The mechanics of it were interesting.
Pilot Pirx - Wikiwand
The suit's outer ply was made of a clear, tear-resistant nylon fabric; between it and his body was a thin air barrier filled with two different kinds of dye, or rather semiliquid substances - one aluminized, the other carbonized Space travel is inconvenient, difficult, a product of good and bad engineering, and can often fail because of small problems compounding on each other.
From a favorite story of mine, The Seventh Voyage from The Star Diaries : It was on a Monday, April second - I was cruising in the vicinity of Betelgeuse - when a meteor no larger than a lima bean pierced the hull, shattered the drive regulator and part of the rudder, as a result of which the rocket lost all maneuverability. I put on my spacesuit, went outside and tried to fix the mechanism, but found I couldn't possibly attach the spare rudder - which I'd had the foresight to bring along - without the help of another man.

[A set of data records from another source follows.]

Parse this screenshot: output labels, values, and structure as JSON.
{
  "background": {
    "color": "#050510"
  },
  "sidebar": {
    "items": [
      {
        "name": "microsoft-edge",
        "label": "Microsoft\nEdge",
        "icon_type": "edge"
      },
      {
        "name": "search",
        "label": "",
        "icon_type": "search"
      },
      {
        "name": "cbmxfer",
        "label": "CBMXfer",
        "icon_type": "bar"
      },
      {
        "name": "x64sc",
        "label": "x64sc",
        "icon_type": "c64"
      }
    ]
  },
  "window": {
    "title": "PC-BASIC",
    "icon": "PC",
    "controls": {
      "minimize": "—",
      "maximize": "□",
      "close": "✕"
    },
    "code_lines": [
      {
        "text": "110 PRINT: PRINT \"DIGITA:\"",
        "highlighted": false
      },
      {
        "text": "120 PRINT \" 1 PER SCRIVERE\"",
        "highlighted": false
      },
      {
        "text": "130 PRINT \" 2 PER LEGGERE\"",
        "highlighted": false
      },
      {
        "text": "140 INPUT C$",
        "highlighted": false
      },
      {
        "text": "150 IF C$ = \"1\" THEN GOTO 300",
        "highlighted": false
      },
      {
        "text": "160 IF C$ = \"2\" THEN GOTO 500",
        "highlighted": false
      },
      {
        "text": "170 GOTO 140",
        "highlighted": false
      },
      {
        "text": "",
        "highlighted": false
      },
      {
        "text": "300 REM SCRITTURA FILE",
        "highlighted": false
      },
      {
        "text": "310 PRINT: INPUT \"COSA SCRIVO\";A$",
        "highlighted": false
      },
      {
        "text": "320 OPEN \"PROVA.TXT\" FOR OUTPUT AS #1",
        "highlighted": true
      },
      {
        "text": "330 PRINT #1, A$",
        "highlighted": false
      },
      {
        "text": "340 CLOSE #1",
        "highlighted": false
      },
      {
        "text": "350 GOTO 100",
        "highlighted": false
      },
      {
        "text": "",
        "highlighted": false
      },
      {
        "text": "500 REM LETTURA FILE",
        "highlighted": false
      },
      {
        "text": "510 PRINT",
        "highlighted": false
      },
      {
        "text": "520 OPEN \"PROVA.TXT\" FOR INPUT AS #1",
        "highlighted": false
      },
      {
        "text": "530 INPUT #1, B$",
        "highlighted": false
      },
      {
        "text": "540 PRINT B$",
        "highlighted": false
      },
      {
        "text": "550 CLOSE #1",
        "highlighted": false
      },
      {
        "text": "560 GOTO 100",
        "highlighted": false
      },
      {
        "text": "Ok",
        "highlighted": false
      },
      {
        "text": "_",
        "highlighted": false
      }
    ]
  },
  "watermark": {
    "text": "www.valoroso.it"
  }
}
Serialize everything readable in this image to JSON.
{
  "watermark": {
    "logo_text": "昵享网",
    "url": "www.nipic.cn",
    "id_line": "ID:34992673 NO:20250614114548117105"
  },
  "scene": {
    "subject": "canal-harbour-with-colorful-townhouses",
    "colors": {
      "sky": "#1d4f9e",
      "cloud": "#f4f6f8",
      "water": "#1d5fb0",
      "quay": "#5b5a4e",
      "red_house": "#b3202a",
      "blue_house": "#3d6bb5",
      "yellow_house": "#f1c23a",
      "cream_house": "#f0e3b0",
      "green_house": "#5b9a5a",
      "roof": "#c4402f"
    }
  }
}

The constructors had foolishly designed the rocket in such a way, that it took one person to hold the head of the bolt in place with a wrench, and another to tighten the nut. In the end, Lem's stories human failings and not technical ones, and typically that comes down to hubris - failure of the overconfident, the smart and foolish.